In Montana, if an alcohol vendor serves alcohol to a “visibly intoxicated” person — or if the bartender (1) knew the person was underage, or (2) didn't take reasonable steps to determine their age (check ID) — and that person then injures another person, the vendor can be held liable for the injuries.
However, Montana caps the non-economic damages that can be awarded at $250,00 and also caps the punitive damages that can be awarded at $250,000.
What’s more, these amounts are for ALL claims stemming from the incident, no matter how many people the intoxicated or underage person injuries.
For lawsuits against public entities or public employees, the public entity or employee can’t be held liable for an amount greater than $750,000 for each claim and $1.5 million for each occurrence.
For example, let’s say a police officer causes a massive car accident in which 5 separate drivers are injured. If all 5 drivers sue the police officer, the aggregate damages couldn’t exceed $1.5 million. Moreover, no single driver could receive more than $750,000.
Modified comparative negligence
What happens if both the plaintiff and defendant are at fault?
Montana follows the modified comparative negligence theory. Under this theory, the amount of damages that a plaintiff can receive is reduced by their own percentage of fault. However, if the plaintiff’s percentage of fault is 51% or more, the plaintiff will receive NO damages from the defendant.
|Montana Damage Caps
|Damages must be “reasonable”
|MCA § 27-1-302
|Non-economic damages capped at $250,000 per incident
|MCA § 25-9-411
|The lesser of $10 million or 3% of defendant’s net worth
|MCA § 27-1-220
|Breach of Obligation
|No more damages than the plaintiff would have received for the full performance of the obligation
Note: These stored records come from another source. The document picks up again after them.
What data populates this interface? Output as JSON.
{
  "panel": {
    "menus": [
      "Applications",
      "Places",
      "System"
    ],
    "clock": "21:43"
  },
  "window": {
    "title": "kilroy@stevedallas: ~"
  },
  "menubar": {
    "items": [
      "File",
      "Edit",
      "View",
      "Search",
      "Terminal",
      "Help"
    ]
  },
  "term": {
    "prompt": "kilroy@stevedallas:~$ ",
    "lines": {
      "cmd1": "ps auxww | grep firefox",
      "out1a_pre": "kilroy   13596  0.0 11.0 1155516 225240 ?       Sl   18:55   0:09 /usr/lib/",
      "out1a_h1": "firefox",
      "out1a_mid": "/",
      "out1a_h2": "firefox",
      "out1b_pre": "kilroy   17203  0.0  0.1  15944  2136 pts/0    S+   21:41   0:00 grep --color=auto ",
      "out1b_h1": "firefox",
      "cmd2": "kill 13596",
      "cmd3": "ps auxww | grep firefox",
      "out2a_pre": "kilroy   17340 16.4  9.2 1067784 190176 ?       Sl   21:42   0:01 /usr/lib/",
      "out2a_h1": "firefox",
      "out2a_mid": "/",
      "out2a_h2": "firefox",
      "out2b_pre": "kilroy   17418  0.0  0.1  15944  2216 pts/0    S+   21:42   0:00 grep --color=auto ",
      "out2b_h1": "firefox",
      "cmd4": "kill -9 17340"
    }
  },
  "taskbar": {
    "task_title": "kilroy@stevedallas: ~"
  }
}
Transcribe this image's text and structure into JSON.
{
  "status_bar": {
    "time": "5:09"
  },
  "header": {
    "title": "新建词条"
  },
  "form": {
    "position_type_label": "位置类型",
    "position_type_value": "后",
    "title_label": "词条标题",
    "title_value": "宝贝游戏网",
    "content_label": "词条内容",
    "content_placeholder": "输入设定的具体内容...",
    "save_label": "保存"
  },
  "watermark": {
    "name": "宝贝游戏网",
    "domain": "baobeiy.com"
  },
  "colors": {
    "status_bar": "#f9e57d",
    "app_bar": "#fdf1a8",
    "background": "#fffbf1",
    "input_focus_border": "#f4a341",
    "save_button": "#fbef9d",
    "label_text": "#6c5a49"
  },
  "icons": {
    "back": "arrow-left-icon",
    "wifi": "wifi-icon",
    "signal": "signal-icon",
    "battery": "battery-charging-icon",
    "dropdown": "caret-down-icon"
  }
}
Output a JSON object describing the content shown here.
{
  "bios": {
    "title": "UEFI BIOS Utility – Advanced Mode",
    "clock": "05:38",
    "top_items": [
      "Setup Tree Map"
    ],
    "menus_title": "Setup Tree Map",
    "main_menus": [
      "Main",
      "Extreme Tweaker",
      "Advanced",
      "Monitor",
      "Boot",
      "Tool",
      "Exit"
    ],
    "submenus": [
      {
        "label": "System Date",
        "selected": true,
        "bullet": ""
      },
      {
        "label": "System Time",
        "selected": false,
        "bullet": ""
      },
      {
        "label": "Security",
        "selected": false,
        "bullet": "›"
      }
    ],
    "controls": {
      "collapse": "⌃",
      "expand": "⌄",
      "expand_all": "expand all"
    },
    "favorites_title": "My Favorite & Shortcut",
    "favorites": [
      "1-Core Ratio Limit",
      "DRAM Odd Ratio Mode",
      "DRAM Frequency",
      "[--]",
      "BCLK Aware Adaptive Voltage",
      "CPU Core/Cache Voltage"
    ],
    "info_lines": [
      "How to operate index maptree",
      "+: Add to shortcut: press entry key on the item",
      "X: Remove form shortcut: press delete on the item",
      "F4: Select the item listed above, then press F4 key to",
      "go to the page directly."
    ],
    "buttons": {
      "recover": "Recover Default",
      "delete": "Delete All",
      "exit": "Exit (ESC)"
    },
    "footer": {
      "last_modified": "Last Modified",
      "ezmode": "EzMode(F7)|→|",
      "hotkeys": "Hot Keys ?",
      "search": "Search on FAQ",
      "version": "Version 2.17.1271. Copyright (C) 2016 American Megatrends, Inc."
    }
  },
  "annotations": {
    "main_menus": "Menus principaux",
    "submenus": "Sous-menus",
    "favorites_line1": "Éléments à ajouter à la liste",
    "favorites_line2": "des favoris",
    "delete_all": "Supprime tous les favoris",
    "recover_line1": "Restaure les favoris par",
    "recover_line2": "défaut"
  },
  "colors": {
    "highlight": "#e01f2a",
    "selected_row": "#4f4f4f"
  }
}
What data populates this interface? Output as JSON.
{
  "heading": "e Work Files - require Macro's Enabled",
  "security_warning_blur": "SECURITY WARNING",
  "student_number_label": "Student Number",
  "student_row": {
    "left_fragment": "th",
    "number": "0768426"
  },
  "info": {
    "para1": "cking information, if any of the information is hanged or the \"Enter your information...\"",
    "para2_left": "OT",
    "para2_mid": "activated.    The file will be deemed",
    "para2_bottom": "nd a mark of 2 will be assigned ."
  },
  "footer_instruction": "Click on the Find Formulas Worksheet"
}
|MCA § 27-1-303
|$750,000 for each claim and $1.5 million for each occurrence
|MCA § 2-9-108
|$250,000 for punitive damages and $250,000 for non-economic damages
|MCA § 27-1-710
A good attorney can place an accurate value on your case and help you negotiate, based on that value, a fair settlement — or take your case to trial if necessary. Consider using our free online directory to locate a Montana personal injury attorney in your area.